The local authority has a duty to review the EHCP at least annually. If you disagree with what your local authority is saying about your child's special needs, you can appeal to the SEN Tribunal. There is a requirement to obtain a mediation certificate before going to tribunal. You can also make a formal complaint about delay or lack of provision which may be escalated to the Local Government and Social Care Ombudsman. Having an EHCP can be useful for getting Access Arrangements in exams, but you will still need to show the "normal way of working." There can be financial reasons to get an EHCP for college at 16.
If you or your child has a disability there are various benefits you may claim, plus Carer's Allowance can be claimed under certain conditions. You don't need an EHCP or specific medical diagnosis in order to claim Disability Living Allowance., since DLA is for children who need more help with daily living or with mobility (getting around) than other children of the same age. Benefits and Work has useful guides for completing various forms and also for appealing decisions. Support organisations for particular conditions or syndromes may also be very helpful - see eg Cerebra's DLA Guide. Contact (previously Contact-a-family) has tips on completing the DLA form. Your local Citizens Advice Bureau may also be able to help.
At 16 the young person has to claim Personal Independence Payment which has different rules from DLA. Transfer from DLA to PIP is not automatic and the young person will become responsible for making a claim for PIP in their own right although it is possible for a parent/carer to oversee their claim as what is called an "appointee". The young persons's answers may not be helpful. As explained here "Short or monosyllabic answers could in the eyes of the autistic person be perfectly rational responses to a question, but they may have failed to understand that a wider explanation and exposition are necessary. Asking an autistic applicant whether they can do their laundry, for example, may elicit a “yes” as the person knows how to operate a washing machine. What this may disguise is the fact that someone is unable to organise their time to do their washing. For example, J said yes, but he was dependent on his mother visiting at periodic intervals to do it for him, as he could not decide which of his clothes would be classed as clean. When she was ill he wore the same clothes for months. A was asked about his social life and responded that he saw his friends “regularly”. Digging a little deeper revealed Alex would only see the same person about once a month, on their terms."

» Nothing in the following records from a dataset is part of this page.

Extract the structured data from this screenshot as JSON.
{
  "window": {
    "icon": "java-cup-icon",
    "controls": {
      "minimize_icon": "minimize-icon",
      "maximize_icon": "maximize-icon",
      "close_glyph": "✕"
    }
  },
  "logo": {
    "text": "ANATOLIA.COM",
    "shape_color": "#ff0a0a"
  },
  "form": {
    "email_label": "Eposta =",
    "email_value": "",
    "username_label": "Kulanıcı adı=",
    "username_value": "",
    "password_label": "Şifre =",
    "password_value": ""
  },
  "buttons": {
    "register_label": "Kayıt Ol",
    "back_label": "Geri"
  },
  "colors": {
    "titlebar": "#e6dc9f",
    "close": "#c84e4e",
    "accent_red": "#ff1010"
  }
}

Related Pages - Special Educational NeedsSEND Code of Practice two types of home education with an EHCP
EHCPs How to get/keep/stop an EHCP
EHCP format What goes in each section of the EHCP
Annual Review EHCP
Personal Budget and Direct Payments for education with EHCP (EOTAS)
Deregistration Taking a child out of school, including special school
Parents Survey home education and special needs
Access Arrangements for exams